TASK INSTRUCTIONS
Output every entry exactly, from the first line to the last.

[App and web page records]
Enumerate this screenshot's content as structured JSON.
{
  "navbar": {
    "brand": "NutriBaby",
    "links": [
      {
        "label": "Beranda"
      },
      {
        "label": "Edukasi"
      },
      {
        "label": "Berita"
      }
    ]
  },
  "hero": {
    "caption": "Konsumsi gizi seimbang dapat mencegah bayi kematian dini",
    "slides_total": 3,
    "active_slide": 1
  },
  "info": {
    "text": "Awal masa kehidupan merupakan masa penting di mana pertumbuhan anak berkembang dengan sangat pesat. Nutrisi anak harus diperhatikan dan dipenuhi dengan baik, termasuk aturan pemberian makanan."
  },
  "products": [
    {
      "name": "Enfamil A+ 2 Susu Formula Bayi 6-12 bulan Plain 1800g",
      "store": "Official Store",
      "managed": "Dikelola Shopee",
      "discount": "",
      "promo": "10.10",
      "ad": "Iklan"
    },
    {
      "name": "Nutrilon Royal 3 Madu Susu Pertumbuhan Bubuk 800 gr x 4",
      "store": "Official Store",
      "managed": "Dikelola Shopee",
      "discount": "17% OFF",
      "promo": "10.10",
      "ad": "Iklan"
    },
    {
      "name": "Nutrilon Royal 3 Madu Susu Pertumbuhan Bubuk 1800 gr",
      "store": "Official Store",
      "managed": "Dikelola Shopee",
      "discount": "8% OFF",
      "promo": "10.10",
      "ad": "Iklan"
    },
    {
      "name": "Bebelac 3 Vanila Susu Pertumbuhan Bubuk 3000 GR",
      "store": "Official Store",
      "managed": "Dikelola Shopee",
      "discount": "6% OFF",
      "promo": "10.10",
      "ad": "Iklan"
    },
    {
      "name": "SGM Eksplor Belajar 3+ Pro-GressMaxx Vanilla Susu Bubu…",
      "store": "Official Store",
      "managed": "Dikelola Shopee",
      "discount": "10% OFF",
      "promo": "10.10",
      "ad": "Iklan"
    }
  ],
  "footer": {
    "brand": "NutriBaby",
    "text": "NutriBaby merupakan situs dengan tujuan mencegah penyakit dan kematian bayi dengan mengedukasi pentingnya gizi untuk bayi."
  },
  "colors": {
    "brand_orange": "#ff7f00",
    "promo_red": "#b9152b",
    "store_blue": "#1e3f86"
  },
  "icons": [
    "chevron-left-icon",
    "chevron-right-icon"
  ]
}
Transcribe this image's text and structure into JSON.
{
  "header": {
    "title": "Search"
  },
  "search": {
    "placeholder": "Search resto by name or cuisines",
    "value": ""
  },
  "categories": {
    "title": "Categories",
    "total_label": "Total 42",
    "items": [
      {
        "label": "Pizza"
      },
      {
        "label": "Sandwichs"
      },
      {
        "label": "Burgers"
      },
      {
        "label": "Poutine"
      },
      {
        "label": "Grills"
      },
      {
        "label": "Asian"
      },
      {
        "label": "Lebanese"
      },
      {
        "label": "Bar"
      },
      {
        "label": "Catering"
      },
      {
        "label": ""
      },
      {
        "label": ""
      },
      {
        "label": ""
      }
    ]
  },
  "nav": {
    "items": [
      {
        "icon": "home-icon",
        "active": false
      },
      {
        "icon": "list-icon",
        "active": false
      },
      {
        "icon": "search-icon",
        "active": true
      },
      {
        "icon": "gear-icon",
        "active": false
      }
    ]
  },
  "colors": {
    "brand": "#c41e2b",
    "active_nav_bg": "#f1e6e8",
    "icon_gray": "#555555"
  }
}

REPLY
Enumerate this screenshot's content as structured JSON.
{
  "navbar": {
    "brand": "NutriBaby",
    "links": [
      {
        "label": "Beranda"
      },
      {
        "label": "Edukasi"
      },
      {
        "label": "Berita"
      }
    ]
  },
  "hero": {
    "caption": "Konsumsi gizi seimbang dapat mencegah bayi kematian dini",
    "slides_total": 3,
    "active_slide": 1
  },
  "info": {
    "text": "Awal masa kehidupan merupakan masa penting di mana pertumbuhan anak berkembang dengan sangat pesat. Nutrisi anak harus diperhatikan dan dipenuhi dengan baik, termasuk aturan pemberian makanan."
  },
  "products": [
    {
      "name": "Enfamil A+ 2 Susu Formula Bayi 6-12 bulan Plain 1800g",
      "store": "Official Store",
      "managed": "Dikelola Shopee",
      "discount": "",
      "promo": "10.10",
      "ad": "Iklan"
    },
    {
      "name": "Nutrilon Royal 3 Madu Susu Pertumbuhan Bubuk 800 gr x 4",
      "store": "Official Store",
      "managed": "Dikelola Shopee",
      "discount": "17% OFF",
      "promo": "10.10",
      "ad": "Iklan"
    },
    {
      "name": "Nutrilon Royal 3 Madu Susu Pertumbuhan Bubuk 1800 gr",
      "store": "Official Store",
      "managed": "Dikelola Shopee",
      "discount": "8% OFF",
      "promo": "10.10",
      "ad": "Iklan"
    },
    {
      "name": "Bebelac 3 Vanila Susu Pertumbuhan Bubuk 3000 GR",
      "store": "Official Store",
      "managed": "Dikelola Shopee",
      "discount": "6% OFF",
      "promo": "10.10",
      "ad": "Iklan"
    },
    {
      "name": "SGM Eksplor Belajar 3+ Pro-GressMaxx Vanilla Susu Bubu…",
      "store": "Official Store",
      "managed": "Dikelola Shopee",
      "discount": "10% OFF",
      "promo": "10.10",
      "ad": "Iklan"
    }
  ],
  "footer": {
    "brand": "NutriBaby",
    "text": "NutriBaby merupakan situs dengan tujuan mencegah penyakit dan kematian bayi dengan mengedukasi pentingnya gizi untuk bayi."
  },
  "colors": {
    "brand_orange": "#ff7f00",
    "promo_red": "#b9152b",
    "store_blue": "#1e3f86"
  },
  "icons": [
    "chevron-left-icon",
    "chevron-right-icon"
  ]
}
Transcribe this image's text and structure into JSON.
{
  "header": {
    "title": "Search"
  },
  "search": {
    "placeholder": "Search resto by name or cuisines",
    "value": ""
  },
  "categories": {
    "title": "Categories",
    "total_label": "Total 42",
    "items": [
      {
        "label": "Pizza"
      },
      {
        "label": "Sandwichs"
      },
      {
        "label": "Burgers"
      },
      {
        "label": "Poutine"
      },
      {
        "label": "Grills"
      },
      {
        "label": "Asian"
      },
      {
        "label": "Lebanese"
      },
      {
        "label": "Bar"
      },
      {
        "label": "Catering"
      },
      {
        "label": ""
      },
      {
        "label": ""
      },
      {
        "label": ""
      }
    ]
  },
  "nav": {
    "items": [
      {
        "icon": "home-icon",
        "active": false
      },
      {
        "icon": "list-icon",
        "active": false
      },
      {
        "icon": "search-icon",
        "active": true
      },
      {
        "icon": "gear-icon",
        "active": false
      }
    ]
  },
  "colors": {
    "brand": "#c41e2b",
    "active_nav_bg": "#f1e6e8",
    "icon_gray": "#555555"
  }
}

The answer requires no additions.